Start of Block

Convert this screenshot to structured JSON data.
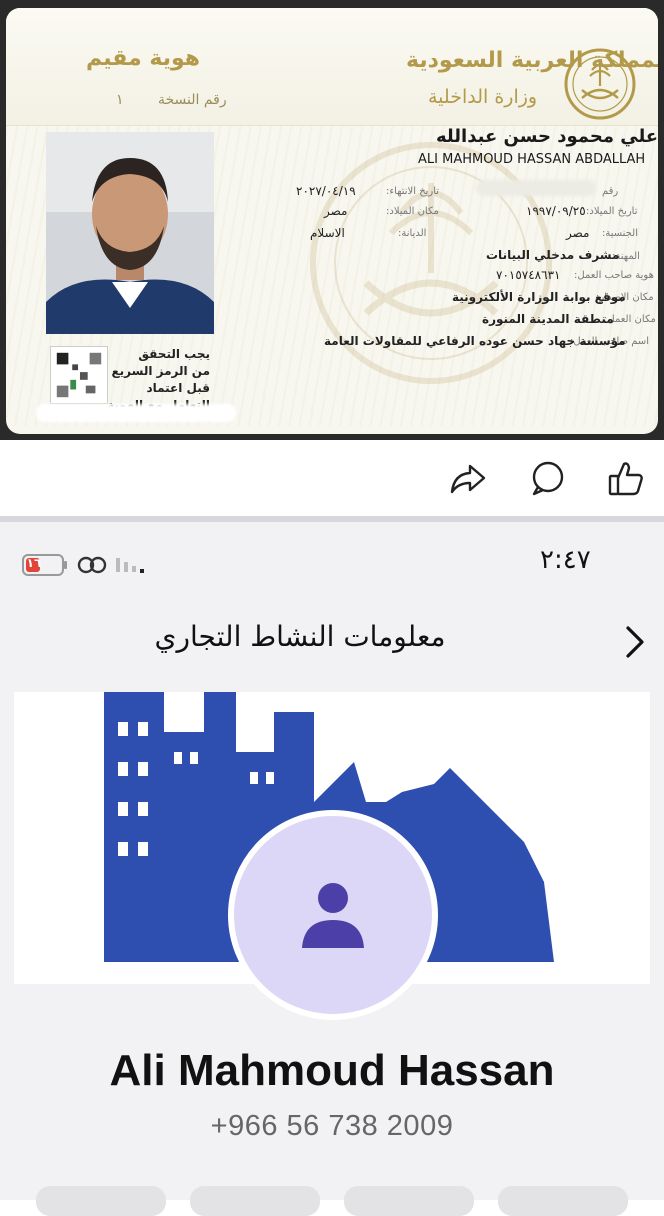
{
  "id_card": {
    "card_type": "هوية مقيم",
    "ministry_line1": "المملكة العربية السعودية",
    "ministry_line2": "وزارة الداخلية",
    "version_label": "رقم النسخة",
    "version_value": "١",
    "name_ar": "علي محمود حسن عبدالله",
    "name_en": "ALI MAHMOUD HASSAN ABDALLAH",
    "fields": {
      "id_number_label": "رقم",
      "expiry_label": "تاريخ الانتهاء:",
      "expiry_value": "٢٠٢٧/٠٤/١٩",
      "dob_label": "تاريخ الميلاد:",
      "dob_value": "١٩٩٧/٠٩/٢٥",
      "birthplace_label": "مكان الميلاد:",
      "birthplace_value": "مصر",
      "nationality_label": "الجنسية:",
      "nationality_value": "مصر",
      "religion_label": "الديانة:",
      "religion_value": "الاسلام",
      "profession_label": "المهنة:",
      "profession_value": "مشرف مدخلي البيانات",
      "employer_id_label": "هوية صاحب العمل:",
      "employer_id_value": "٧٠١٥٧٤٨٦٣١",
      "issue_place_label": "مكان الإصدار:",
      "issue_place_value": "موقع بوابة الوزارة الألكترونية",
      "work_place_label": "مكان العمل:",
      "work_place_value": "منطقة المدينة المنورة",
      "employer_name_label": "اسم صاحب العمل:",
      "employer_name_value": "مؤسسة جهاد حسن عوده الرفاعي للمقاولات العامة"
    },
    "qr_notice": [
      "يجب التحقق",
      "من الرمز السريع",
      "قبل اعتماد",
      "التعامل مع الهوية"
    ]
  },
  "post_actions": {
    "share_icon": "share-icon",
    "comment_icon": "comment-icon",
    "like_icon": "thumbs-up-icon"
  },
  "phone": {
    "status_time": "٢:٤٧",
    "battery_text": "١٦",
    "nav_title": "معلومات النشاط التجاري",
    "profile_name": "Ali Mahmoud Hassan",
    "profile_phone": "+966 56 738 2009"
  },
  "colors": {
    "gold": "#b39a4a",
    "cover_blue": "#2f4fb0",
    "avatar_bg": "#dcd6f7",
    "avatar_fg": "#4c3fa8",
    "battery_red": "#e0443a"
  }
}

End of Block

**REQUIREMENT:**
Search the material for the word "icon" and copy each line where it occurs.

**TASK OUTPUT:**
    "share_icon": "share-icon",
    "comment_icon": "comment-icon",
    "like_icon": "thumbs-up-icon"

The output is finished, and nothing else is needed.